Simple steps ensure meat and eggs are safe from the farm to our plates.
Confused about FDA’s plans to take a closer look at 4-methylimidazole, better known as 4-MEI? This chemical compound gives your most beloved foods and drinks (i.e. cola, breads, coffee, etc.) that caramel coloring.
General Mills, the maker of Cheerios, recently announced it was making the iconic cereal brand GMO-free. Naturally, an announcement like this creates questions in the minds of consumers, and Best Food Facts is here to help consumers understand just what this change means to their families.
Make 2014 a year of resolving to keeping your food safe, healthy and delicious.

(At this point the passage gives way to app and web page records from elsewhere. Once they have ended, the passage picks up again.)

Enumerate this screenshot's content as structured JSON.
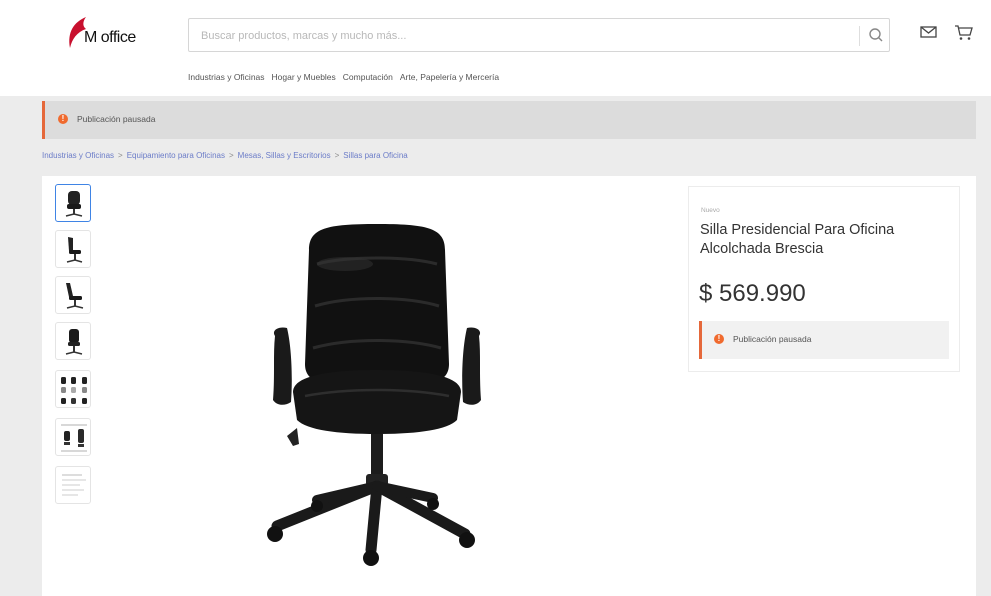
{
  "header": {
    "logo_text": "M office",
    "search_placeholder": "Buscar productos, marcas y mucho más...",
    "icons": [
      "search-icon",
      "mail-icon",
      "cart-icon"
    ],
    "nav": [
      "Industrias y Oficinas",
      "Hogar y Muebles",
      "Computación",
      "Arte, Papelería y Mercería"
    ]
  },
  "notice": {
    "icon": "warning-icon",
    "text": "Publicación pausada"
  },
  "breadcrumb": [
    "Industrias y Oficinas",
    "Equipamiento para Oficinas",
    "Mesas, Sillas y Escritorios",
    "Sillas para Oficina"
  ],
  "gallery": {
    "thumbnails": [
      "chair-front",
      "chair-side",
      "chair-reclined",
      "chair-back",
      "chair-set",
      "chair-dimensions",
      "spec-sheet"
    ],
    "selected_index": 0
  },
  "product": {
    "condition": "Nuevo",
    "title": "Silla Presidencial Para Oficina Alcolchada Brescia",
    "price": "$ 569.990",
    "status": "Publicación pausada"
  },
  "colors": {
    "accent": "#e5683a",
    "brand": "#c8102e",
    "link": "#6b7cc8",
    "thumb_selected": "#3f84e5"
  }
}
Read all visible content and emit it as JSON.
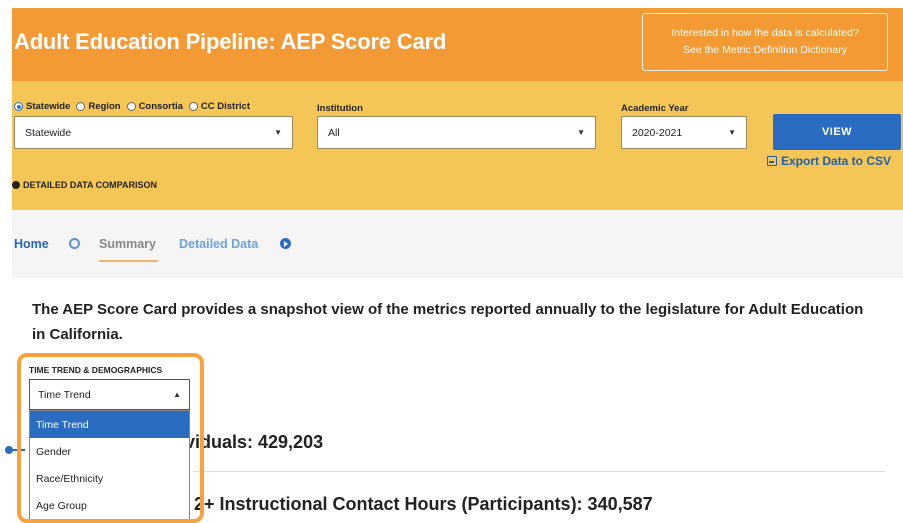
{
  "header": {
    "title": "Adult Education Pipeline: AEP Score Card",
    "cta_line1": "Interested in how the data is calculated?",
    "cta_line2": "See the Metric Definition Dictionary"
  },
  "filters": {
    "scope_options": [
      "Statewide",
      "Region",
      "Consortia",
      "CC District"
    ],
    "scope_selected": "Statewide",
    "scope_value": "Statewide",
    "institution_label": "Institution",
    "institution_value": "All",
    "year_label": "Academic Year",
    "year_value": "2020-2021",
    "view_label": "VIEW",
    "export_label": "Export Data to CSV",
    "detailed_compare_label": "DETAILED DATA COMPARISON"
  },
  "nav": {
    "home": "Home",
    "summary": "Summary",
    "detailed": "Detailed Data"
  },
  "intro": "The AEP Score Card provides a snapshot view of the metrics reported annually to the legislature for Adult Education in California.",
  "dropdown": {
    "label": "TIME TREND & DEMOGRAPHICS",
    "value": "Time Trend",
    "options": [
      "Time Trend",
      "Gender",
      "Race/Ethnicity",
      "Age Group"
    ]
  },
  "stats": {
    "line1": "viduals: 429,203",
    "line2": "2+ Instructional Contact Hours (Participants): 340,587"
  },
  "colors": {
    "header_bg": "#f49a35",
    "filters_bg": "#f4c657",
    "accent_blue": "#2a6cc1",
    "highlight_orange": "#f7a23e"
  }
}
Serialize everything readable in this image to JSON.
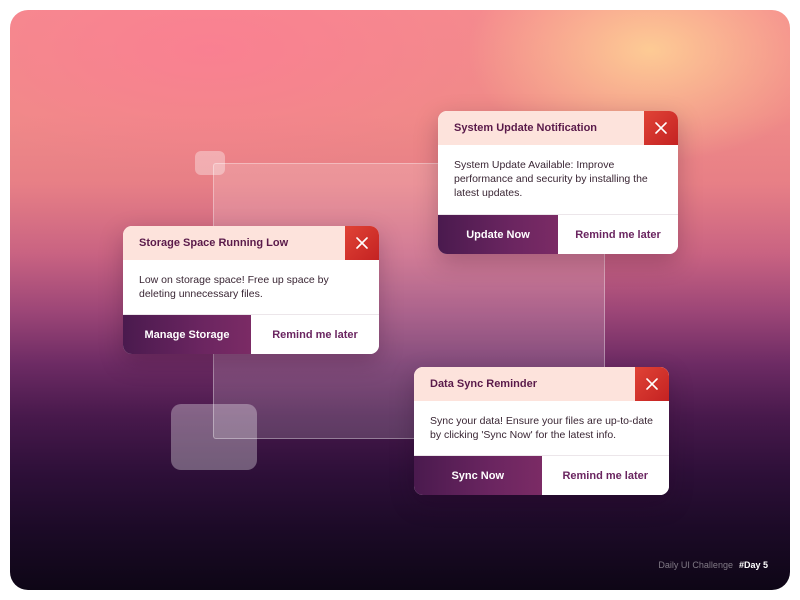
{
  "footer": {
    "challenge": "Daily UI Challenge",
    "day": "#Day 5"
  },
  "notifications": [
    {
      "title": "System Update Notification",
      "body": "System Update Available: Improve performance and security by installing the latest updates.",
      "primary": "Update Now",
      "secondary": "Remind me later"
    },
    {
      "title": "Storage Space Running Low",
      "body": "Low on storage space! Free up space by deleting unnecessary files.",
      "primary": "Manage Storage",
      "secondary": "Remind me later"
    },
    {
      "title": "Data Sync Reminder",
      "body": "Sync your data! Ensure your files are up-to-date by clicking 'Sync Now' for the latest info.",
      "primary": "Sync Now",
      "secondary": "Remind me later"
    }
  ],
  "colors": {
    "header_bg": "#fde3dc",
    "close_bg": "#d43a2e",
    "primary_btn": "#5a1f55",
    "accent_text": "#6a2560"
  }
}
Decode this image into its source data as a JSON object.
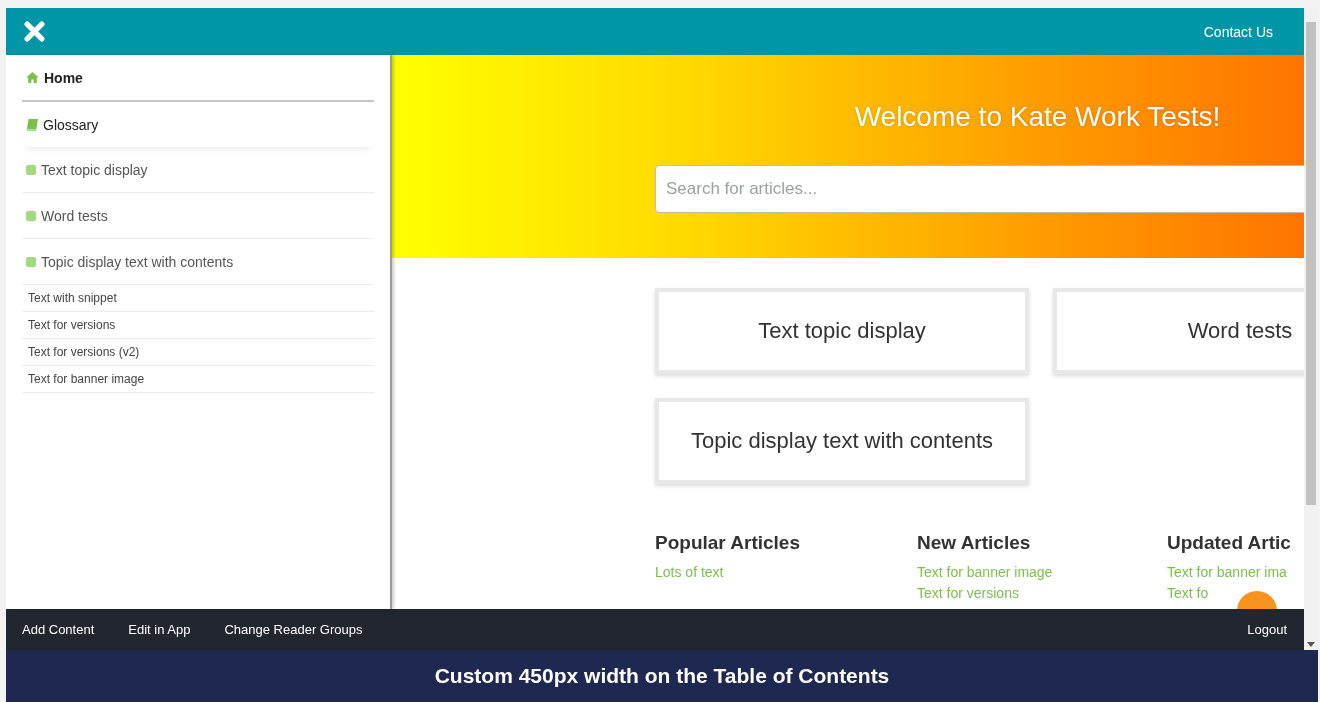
{
  "header": {
    "contact_link": "Contact Us"
  },
  "sidebar": {
    "items": [
      {
        "label": "Home",
        "kind": "home"
      },
      {
        "label": "Glossary",
        "kind": "glossary"
      },
      {
        "label": "Text topic display",
        "kind": "topic"
      },
      {
        "label": "Word tests",
        "kind": "topic"
      },
      {
        "label": "Topic display text with contents",
        "kind": "topic",
        "children": [
          {
            "label": "Text with snippet"
          },
          {
            "label": "Text for versions"
          },
          {
            "label": "Text for versions (v2)"
          },
          {
            "label": "Text for banner image"
          }
        ]
      }
    ]
  },
  "hero": {
    "title": "Welcome to Kate Work Tests!",
    "search": {
      "placeholder": "Search for articles..."
    }
  },
  "topic_cards": [
    "Text topic display",
    "Word tests",
    "Topic display text with contents"
  ],
  "article_lists": [
    {
      "heading": "Popular Articles",
      "links": [
        "Lots of text"
      ]
    },
    {
      "heading": "New Articles",
      "links": [
        "Text for banner image",
        "Text for versions"
      ]
    },
    {
      "heading": "Updated Artic",
      "links": [
        "Text for banner ima",
        "Text fo"
      ]
    }
  ],
  "footer": {
    "left_links": [
      "Add Content",
      "Edit in App",
      "Change Reader Groups"
    ],
    "right_link": "Logout"
  },
  "banner": {
    "text": "Custom 450px width on the Table of Contents"
  }
}
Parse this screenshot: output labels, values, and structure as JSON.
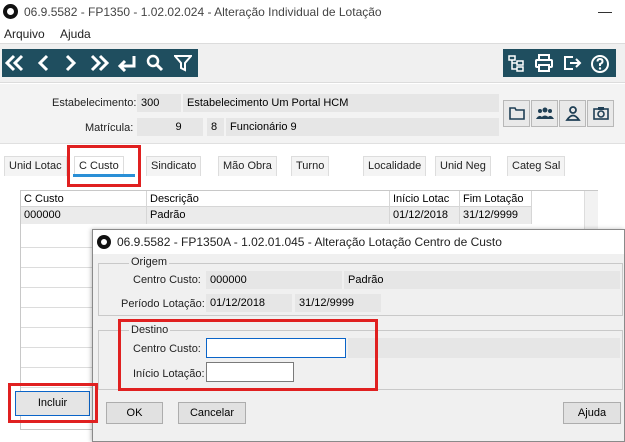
{
  "window": {
    "title": "06.9.5582 - FP1350 - 1.02.02.024 - Alteração Individual de Lotação",
    "minimize": "—"
  },
  "menu": {
    "items": [
      "Arquivo",
      "Ajuda"
    ]
  },
  "toolbar": {
    "nav_icons": [
      "first-icon",
      "previous-icon",
      "next-icon",
      "last-icon",
      "return-icon",
      "search-icon",
      "filter-icon"
    ],
    "right_icons": [
      "org-chart-icon",
      "print-icon",
      "exit-icon",
      "help-icon"
    ]
  },
  "header": {
    "estabelecimento_label": "Estabelecimento:",
    "estabelecimento_code": "300",
    "estabelecimento_name": "Estabelecimento Um Portal HCM",
    "matricula_label": "Matrícula:",
    "matricula_value": "9",
    "funcionario_code": "8",
    "funcionario_name": "Funcionário 9"
  },
  "side_buttons": [
    "folder-icon",
    "group-icon",
    "person-icon",
    "camera-icon"
  ],
  "tabs": [
    "Unid Lotac",
    "C Custo",
    "Sindicato",
    "Mão Obra",
    "Turno",
    "Localidade",
    "Unid Neg",
    "Categ Sal"
  ],
  "active_tab": "C Custo",
  "grid": {
    "columns": [
      "C Custo",
      "Descrição",
      "Início Lotac",
      "Fim Lotação"
    ],
    "rows": [
      [
        "000000",
        "Padrão",
        "01/12/2018",
        "31/12/9999"
      ]
    ]
  },
  "incluir_label": "Incluir",
  "dialog": {
    "title": "06.9.5582 - FP1350A - 1.02.01.045 - Alteração Lotação Centro de Custo",
    "origem": {
      "title": "Origem",
      "centro_custo_label": "Centro Custo:",
      "centro_custo_code": "000000",
      "centro_custo_desc": "Padrão",
      "periodo_label": "Período Lotação:",
      "periodo_inicio": "01/12/2018",
      "periodo_fim": "31/12/9999"
    },
    "destino": {
      "title": "Destino",
      "centro_custo_label": "Centro Custo:",
      "centro_custo_value": "",
      "inicio_label": "Início Lotação:",
      "inicio_value": ""
    },
    "buttons": {
      "ok": "OK",
      "cancelar": "Cancelar",
      "ajuda": "Ajuda"
    }
  },
  "colors": {
    "toolbar_dark": "#1f4e5f",
    "highlight_red": "#e02020",
    "tab_underline": "#2a8fd6"
  }
}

As the year winds down, we'd like to thank all of our readers for taking time to ask questions about food. We appreciate being a trusted source of reliable information! We'd also like to thank all the food system experts we work with for providing their thoughts and expertise throughout the year.
Acrylamide continues to be a trending topic in many news outlets. And though you may have read an article or two on the topic, you might still find yourself wondering what acrylamide is and whether you should be concerned. We had similar questions, so we did some research.
Experts say a new study confirms aspartame is safe in food and beverages – but how is the newest research different from previous studies?
With the holidays come celebrations where food is the main event. But don't forget the drinks - especially egg nog! One Best Food Facts reader noticed a lot of egg nog recipes that call for raw eggs and wanted to know whether this is safe. We contacted Washington University's Director of University Nutrition, Connie Diekman, to find out.
Confusion about food expiration dates can inadvertently cause unnecessary food waste or food safety issues; so we’ve compiled the definitions of some of the most common food expiration labels, according to the USDA. Tape the list on your refrigerator or cabinet for quick reference. A quick glance could benefit both your wallet and your health.
Looking for ways to eliminate food waste and increase food safety? Check out this handy Expiration Date graphic!
Many moms and dads will check their child’s Halloween candy to be sure it’s safe to eat. But how long will that candy last? Best Food Facts reached out to Fadi Aramouni, PhD, professor of food science, Kansas State University, about the shelf life of candy and guidance on how much candy we should really eat.
The U.S Department of Agriculture recently issued a public health alert, saying it has linked some raw chicken products produced in California to a salmonella outbreak. We went to Dr. Scott Hurd, DVM, Associate Professor and Director of the Food Risk Modeling and Policy Lab at Iowa State University and a former USDA Deputy Undersecretary, for insight.
The USDA’s Food Safety and Inspection Service (FSIS) reminds consumers of the critical importance of following package cooking instructions for frozen or fresh chicken products and general food safety guidelines when handling and preparing any raw meat or poultry. All poultry products should be cooked to a safe minimum internal temperature of 165° F as determined by a food thermometer. Using a food thermometer is the only way to know that food has reached a high enough temperature to destroy foodborne bacteria.